Aim of the task = Your answer should be every line of the entries that has the string "Move" in it.

[Component data from apps and pages]
===
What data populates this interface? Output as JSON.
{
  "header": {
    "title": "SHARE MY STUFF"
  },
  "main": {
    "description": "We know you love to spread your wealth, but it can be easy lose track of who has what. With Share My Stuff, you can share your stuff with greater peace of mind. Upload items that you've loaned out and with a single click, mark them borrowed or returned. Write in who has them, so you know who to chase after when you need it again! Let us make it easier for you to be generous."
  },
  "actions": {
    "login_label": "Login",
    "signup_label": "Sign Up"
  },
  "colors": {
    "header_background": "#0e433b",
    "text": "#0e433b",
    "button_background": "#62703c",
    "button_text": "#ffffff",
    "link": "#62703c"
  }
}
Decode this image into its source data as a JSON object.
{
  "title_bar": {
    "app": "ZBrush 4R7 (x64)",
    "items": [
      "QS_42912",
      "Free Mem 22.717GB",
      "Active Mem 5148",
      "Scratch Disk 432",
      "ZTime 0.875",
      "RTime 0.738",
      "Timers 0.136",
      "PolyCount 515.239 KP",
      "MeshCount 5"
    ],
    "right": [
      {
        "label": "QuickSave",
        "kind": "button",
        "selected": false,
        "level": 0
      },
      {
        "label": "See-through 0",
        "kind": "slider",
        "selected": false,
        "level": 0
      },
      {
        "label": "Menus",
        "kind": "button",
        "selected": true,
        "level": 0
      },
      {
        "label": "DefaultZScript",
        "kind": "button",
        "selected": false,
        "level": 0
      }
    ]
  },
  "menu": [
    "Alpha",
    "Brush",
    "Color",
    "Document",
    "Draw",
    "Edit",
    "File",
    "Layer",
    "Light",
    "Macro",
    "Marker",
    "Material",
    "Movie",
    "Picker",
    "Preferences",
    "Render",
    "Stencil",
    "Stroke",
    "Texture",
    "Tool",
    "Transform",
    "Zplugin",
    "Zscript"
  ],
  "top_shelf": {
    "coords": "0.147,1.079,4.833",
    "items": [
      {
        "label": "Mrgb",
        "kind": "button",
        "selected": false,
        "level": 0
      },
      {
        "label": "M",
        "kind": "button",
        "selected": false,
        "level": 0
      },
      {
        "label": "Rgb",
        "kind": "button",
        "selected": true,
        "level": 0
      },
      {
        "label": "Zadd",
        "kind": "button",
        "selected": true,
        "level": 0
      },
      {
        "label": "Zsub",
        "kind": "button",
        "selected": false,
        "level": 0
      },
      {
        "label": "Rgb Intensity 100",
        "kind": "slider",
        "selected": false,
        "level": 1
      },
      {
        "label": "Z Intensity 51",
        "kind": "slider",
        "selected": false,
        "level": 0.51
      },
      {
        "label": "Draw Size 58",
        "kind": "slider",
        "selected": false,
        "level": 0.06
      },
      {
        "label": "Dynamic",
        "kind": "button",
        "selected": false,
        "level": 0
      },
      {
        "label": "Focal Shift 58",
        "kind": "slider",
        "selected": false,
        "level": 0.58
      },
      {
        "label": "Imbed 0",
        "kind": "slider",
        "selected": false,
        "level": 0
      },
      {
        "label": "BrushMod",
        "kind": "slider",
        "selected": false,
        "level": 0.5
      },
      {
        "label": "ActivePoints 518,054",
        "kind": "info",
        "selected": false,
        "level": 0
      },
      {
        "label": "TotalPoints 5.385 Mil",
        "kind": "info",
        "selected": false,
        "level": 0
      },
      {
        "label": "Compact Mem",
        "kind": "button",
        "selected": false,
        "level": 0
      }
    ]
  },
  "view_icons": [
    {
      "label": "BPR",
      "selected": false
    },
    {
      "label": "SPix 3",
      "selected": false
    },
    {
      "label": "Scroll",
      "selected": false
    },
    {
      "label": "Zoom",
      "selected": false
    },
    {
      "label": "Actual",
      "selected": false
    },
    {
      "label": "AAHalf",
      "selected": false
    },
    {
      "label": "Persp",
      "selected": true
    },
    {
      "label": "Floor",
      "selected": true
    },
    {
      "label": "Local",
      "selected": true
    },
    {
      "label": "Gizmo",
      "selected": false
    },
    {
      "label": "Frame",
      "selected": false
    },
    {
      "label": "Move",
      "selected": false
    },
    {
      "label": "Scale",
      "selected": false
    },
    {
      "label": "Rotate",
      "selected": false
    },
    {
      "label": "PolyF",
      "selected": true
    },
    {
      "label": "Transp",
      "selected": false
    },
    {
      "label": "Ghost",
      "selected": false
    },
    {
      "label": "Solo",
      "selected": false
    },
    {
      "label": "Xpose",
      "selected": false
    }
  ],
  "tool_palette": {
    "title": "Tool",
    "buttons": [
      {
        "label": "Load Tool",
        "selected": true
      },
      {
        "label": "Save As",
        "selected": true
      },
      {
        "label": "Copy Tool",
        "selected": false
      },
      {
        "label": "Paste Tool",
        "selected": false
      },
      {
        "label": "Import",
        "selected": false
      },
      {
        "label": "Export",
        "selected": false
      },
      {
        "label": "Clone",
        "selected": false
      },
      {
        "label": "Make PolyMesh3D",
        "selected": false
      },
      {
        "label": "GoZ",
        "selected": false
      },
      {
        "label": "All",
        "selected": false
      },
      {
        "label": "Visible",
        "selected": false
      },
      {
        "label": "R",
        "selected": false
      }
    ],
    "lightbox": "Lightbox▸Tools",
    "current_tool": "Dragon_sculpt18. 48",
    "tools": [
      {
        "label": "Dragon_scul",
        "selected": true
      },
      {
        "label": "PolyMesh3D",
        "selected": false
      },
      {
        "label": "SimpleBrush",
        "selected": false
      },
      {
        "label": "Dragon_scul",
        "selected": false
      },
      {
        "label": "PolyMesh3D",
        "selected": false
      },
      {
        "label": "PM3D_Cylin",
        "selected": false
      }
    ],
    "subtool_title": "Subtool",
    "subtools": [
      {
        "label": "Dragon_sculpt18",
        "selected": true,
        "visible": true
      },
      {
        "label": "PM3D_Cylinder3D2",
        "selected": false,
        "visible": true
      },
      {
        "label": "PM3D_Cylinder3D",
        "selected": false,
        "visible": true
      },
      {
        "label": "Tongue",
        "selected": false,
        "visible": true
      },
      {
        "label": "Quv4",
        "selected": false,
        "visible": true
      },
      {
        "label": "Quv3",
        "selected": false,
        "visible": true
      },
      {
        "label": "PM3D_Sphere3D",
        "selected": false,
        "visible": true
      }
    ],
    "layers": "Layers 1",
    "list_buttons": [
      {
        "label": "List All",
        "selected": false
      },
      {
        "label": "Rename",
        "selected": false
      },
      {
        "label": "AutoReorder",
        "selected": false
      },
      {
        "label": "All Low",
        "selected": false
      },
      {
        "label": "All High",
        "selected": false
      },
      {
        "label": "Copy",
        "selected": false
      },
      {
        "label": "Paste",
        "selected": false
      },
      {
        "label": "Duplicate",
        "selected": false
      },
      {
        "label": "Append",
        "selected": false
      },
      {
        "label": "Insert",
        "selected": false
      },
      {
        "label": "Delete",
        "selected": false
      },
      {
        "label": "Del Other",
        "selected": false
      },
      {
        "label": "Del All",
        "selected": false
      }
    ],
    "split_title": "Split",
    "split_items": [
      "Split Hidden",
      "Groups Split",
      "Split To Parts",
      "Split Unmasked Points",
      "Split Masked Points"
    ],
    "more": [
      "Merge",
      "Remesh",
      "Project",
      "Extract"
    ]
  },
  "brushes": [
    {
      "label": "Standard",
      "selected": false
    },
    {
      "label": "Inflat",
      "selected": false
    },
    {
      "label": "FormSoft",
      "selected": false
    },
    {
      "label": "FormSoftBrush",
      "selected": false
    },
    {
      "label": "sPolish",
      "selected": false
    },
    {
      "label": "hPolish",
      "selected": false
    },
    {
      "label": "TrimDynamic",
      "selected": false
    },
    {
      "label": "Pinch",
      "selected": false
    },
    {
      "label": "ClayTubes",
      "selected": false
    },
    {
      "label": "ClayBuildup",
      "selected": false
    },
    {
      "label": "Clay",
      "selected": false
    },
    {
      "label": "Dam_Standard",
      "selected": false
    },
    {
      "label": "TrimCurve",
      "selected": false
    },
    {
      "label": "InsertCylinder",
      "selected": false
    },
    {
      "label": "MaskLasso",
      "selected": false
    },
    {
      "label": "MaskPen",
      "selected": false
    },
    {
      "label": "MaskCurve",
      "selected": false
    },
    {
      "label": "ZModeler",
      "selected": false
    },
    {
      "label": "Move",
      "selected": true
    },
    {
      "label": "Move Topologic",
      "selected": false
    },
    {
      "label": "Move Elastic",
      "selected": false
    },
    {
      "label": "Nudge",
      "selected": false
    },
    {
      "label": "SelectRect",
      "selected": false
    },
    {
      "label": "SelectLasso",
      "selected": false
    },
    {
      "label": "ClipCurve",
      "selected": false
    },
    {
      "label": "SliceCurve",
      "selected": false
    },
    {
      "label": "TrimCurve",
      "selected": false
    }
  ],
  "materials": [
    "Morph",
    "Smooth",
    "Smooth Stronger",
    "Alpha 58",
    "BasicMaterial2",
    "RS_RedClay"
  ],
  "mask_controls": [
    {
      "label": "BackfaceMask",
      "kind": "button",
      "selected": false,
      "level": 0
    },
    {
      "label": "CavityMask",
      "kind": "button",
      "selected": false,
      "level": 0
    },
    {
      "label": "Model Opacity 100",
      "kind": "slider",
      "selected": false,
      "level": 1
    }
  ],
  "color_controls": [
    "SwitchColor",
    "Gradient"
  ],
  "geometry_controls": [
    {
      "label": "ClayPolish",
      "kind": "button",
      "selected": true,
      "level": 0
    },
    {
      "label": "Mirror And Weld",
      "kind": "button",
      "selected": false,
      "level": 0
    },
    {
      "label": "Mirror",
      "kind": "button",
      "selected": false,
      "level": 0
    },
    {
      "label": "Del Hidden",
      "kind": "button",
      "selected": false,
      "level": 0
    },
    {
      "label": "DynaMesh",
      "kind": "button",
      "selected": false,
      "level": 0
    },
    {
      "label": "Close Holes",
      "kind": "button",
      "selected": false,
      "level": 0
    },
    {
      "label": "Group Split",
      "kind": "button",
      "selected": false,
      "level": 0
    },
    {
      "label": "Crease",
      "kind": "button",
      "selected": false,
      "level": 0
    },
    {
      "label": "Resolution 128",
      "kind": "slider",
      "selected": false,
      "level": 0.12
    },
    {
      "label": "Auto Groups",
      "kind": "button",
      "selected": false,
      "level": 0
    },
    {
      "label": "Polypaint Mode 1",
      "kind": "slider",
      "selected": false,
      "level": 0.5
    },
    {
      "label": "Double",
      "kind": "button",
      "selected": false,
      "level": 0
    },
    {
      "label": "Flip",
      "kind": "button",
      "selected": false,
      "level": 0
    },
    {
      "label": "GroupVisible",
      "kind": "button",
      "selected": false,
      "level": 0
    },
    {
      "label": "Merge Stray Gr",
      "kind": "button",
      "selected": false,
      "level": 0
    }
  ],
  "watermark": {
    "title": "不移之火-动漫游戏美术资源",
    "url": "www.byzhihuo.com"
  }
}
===
Answer to this problem =
      "label": "Move",
      "label": "Move",
      "label": "Move Topologic",
      "label": "Move Elastic",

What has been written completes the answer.